It started with hormones and doves. Back in the 1950s, Komisaruk, a behavioral neuroscientist and an author of The Science of Orgasm and The Orgasm Answer Guide, was looking at what he called “invisible forces that act at a distance” or, more specifically, at how neurons produced consciousness. He was anesthetizing doves, clamping them down, and drilling minuscule holes in their skulls to then implant hormone crystals into their brains. He was studying how hormone production stimulates behavior, and how behavior stimulates hormone production. This was his initial claim to fame, and the beginning of a long series of sexual behavioral studies that eventually revealed important facts about women, pleasure, and pain.
What followed were even more studies that included rats, dildos, MRIs and masturbation. It sounds a bit crazy, like a juicy episode of Masters of Sex, but what Komisaruk learned from subsequent experiments laid the foundation for what he is able to do to help people with sexual pathology today.
As a graduate student, Komisaruk, who was raised in the Bronx area of New York City, studied with Elizabeth Crosby, the famous neuro-anatomist who wrote the three-volume Comparative Anatomy of the Nervous System of Vertebrates.

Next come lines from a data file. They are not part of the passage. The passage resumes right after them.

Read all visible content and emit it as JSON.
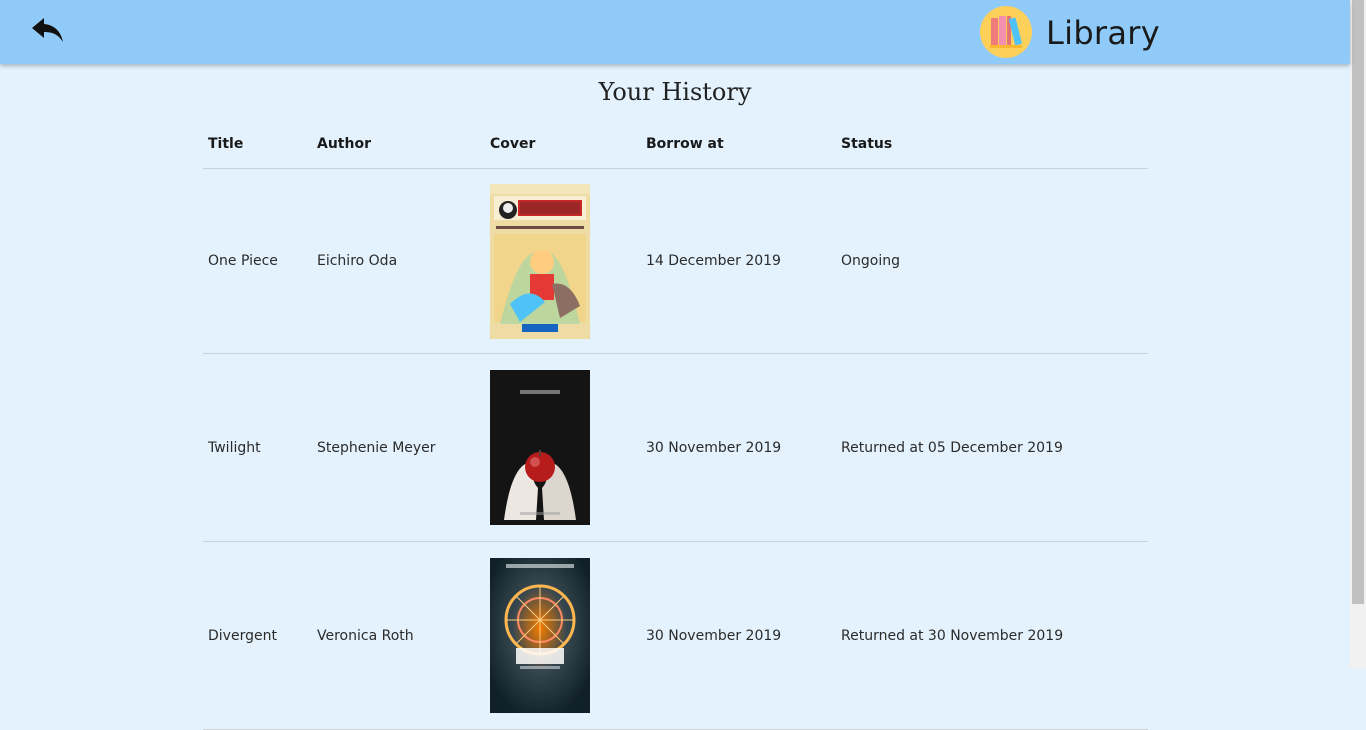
{
  "header": {
    "app_title": "Library",
    "back_icon": "reply-arrow-icon",
    "logo_icon": "books-logo-icon"
  },
  "page": {
    "title": "Your History"
  },
  "table": {
    "headers": {
      "title": "Title",
      "author": "Author",
      "cover": "Cover",
      "borrow_at": "Borrow at",
      "status": "Status"
    },
    "rows": [
      {
        "title": "One Piece",
        "author": "Eichiro Oda",
        "borrow_at": "14 December 2019",
        "status": "Ongoing"
      },
      {
        "title": "Twilight",
        "author": "Stephenie Meyer",
        "borrow_at": "30 November 2019",
        "status": "Returned at 05 December 2019"
      },
      {
        "title": "Divergent",
        "author": "Veronica Roth",
        "borrow_at": "30 November 2019",
        "status": "Returned at 30 November 2019"
      }
    ]
  },
  "colors": {
    "header_bg": "#90caf9",
    "page_bg": "#e3f2fd",
    "divider": "#c8d2d8"
  }
}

“I took a chance writing to her for help with identifying the structures of the dove brain, and she answered me,” he told me. “She had been doing work on pigeon brains. She was five feet tall, and in her 90s, and sharp as a tack. I brought my brain slides and she went through and identified the structures of the dove brain for me.” This research led to his doctoral dissertation that showed where in the brain progesterone acts controlling aspects of reproductive behavior.